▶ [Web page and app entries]
────────────────────

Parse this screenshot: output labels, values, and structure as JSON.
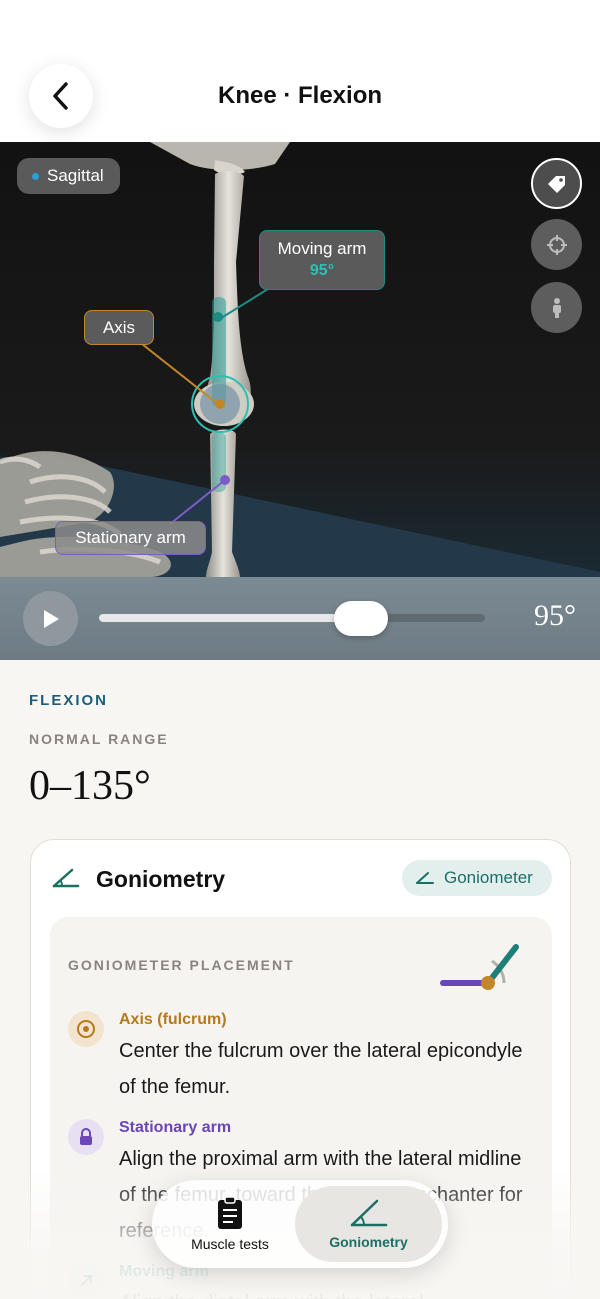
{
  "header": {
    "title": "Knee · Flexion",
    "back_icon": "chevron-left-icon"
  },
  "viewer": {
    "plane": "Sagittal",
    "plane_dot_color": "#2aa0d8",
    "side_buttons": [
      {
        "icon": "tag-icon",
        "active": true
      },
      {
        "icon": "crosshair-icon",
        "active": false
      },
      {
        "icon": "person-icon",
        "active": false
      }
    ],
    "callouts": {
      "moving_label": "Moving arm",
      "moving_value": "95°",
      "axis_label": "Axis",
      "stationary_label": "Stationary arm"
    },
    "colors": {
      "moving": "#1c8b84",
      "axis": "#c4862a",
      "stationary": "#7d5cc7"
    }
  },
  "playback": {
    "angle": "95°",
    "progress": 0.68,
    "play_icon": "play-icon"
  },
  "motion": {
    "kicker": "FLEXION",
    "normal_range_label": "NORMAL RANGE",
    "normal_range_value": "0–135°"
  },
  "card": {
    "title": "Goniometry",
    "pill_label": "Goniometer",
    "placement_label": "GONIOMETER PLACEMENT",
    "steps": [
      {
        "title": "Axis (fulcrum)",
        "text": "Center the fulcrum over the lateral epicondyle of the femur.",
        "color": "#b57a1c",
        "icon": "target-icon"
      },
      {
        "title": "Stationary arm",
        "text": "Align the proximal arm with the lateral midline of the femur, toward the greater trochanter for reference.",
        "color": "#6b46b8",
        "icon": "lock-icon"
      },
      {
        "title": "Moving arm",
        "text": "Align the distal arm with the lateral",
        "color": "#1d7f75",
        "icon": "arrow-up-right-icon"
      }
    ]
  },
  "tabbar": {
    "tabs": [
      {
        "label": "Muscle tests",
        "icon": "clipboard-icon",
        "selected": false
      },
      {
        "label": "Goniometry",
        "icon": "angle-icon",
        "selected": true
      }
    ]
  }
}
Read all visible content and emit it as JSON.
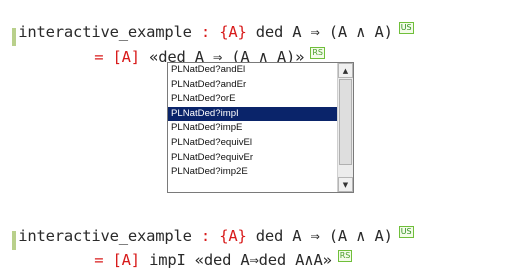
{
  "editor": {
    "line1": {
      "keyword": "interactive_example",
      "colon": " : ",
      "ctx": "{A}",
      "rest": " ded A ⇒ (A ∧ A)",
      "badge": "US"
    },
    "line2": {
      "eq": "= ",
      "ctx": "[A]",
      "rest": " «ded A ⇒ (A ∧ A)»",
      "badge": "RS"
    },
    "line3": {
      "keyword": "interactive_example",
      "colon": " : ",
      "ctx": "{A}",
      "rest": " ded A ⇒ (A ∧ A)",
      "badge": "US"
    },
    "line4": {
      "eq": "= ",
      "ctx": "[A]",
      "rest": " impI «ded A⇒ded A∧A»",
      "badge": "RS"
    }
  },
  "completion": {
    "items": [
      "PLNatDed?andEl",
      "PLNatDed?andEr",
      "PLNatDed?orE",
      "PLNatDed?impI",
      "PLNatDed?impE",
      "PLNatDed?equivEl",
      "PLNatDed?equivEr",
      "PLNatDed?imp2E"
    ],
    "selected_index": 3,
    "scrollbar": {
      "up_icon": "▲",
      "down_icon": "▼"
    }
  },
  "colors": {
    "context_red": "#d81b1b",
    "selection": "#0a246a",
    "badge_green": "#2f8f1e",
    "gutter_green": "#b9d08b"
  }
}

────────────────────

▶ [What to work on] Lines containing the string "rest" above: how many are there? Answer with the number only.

▶ [Answer to this exercise] 4